March is National Kidney Month, a time when communities across the country raise awareness about kidney disease. In partnership with the National Heart, Lung, and Blood Institute (NHLBI), this year’s focus is the link between high blood pressure and kidney disease. If you have high blood pressure, you’re at risk for chronic kidney disease, a serious condition that can lead to stroke, heart attack, kidney failure, and death. The good news is that you can help protect your kidneys by managing high blood pressure with these 6 healthy lifestyle habits. Take medications as prescribed. Your doctor may prescribe blood pressure-lowering medications that are effective in slowing the development of kidney disease. Aim for a healthy weight. If you are overweight or obese, losing even a small amount of weight can improve blood pressure readings. Select healthier food and beverage options. Focus on fruits and vegetables, lean meat, whole grains, and other heart-healthy foods. Try to quit smoking. If you smoke, take steps to quit. Get enough sleep. Aim for 7 to 8 hours of sleep per night. Manage stress and make physical activity part of your routine. Consider healthy stress-reducing activities and get at least 30 minutes or more of physical activity each day. If you have any questions or concerns, please call the Urology Group of Princeton, at 609.924.6487, to schedule an appointment.
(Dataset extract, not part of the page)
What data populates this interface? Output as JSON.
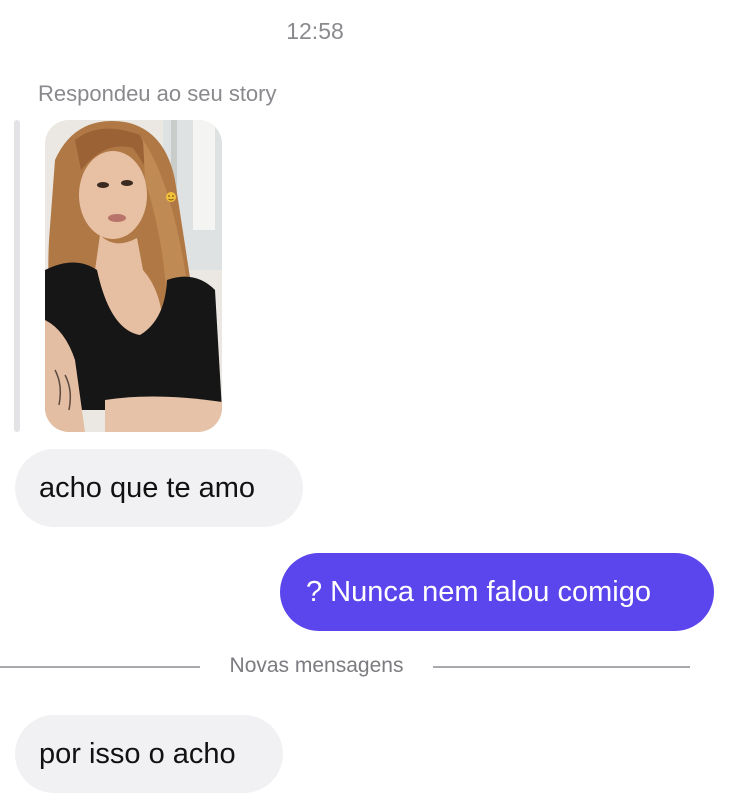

Valentine’s Day is just around the corner. While it is customary for men to get women gifts for this special day, many women will be trying to figure out a way to show their man how much they love them as well. While chocolates, cards, and intimacy is nice, what’s a better way to show him how much you truly care than protecting his health? With prostate cancer being the second most common cancer among men in the United States, encouraging the man in your life to get screened for prostate cancer is the perfect way to show that you want him around for a while. Prostate cancer is also known as the ‘silent killer,’ as many men often do not have any symptoms until the later stages of the disease. Therefore, early detection is key. With early detection, prostate cancer can be beat. Key prostate cancer statistics: 1 in 7 men in the US will be diagnosed with prostate cancer in his lifetime 2nd most common cancer among US men after skin cancer 2nd leading cause of death in US men after lung cancer 1 in 38 men will die of prostate cancer African-American men have highest risk; more likely to develop aggressive disease, be diagnosed at younger age, and 2.5 times as likely to die from it. Prostate cancer screening involves two main tests: a prostate specific antigen (PSA) blood test and a digital rectal exam (DRE). As of right now, these are the only two widely used tests available that are used in combination to screen for prostate cancer. The PSA test measures the amount of prostate-specific antigen in the blood. Prostate-specific antigen is a biomarker for prostate cancer. The only problem with the PSA test is that it is not specific for prostate cancer. If you have an elevated PSA, it may indicate other conditions besides prostate cancer such as a prostate infection or an enlarged prostate. Two other blood tests have been developed called the PHI test and the 4KScore test, which are becoming more widely used. Compared to the PSA test, the PHI test and 4KScore test are specific for prostate […]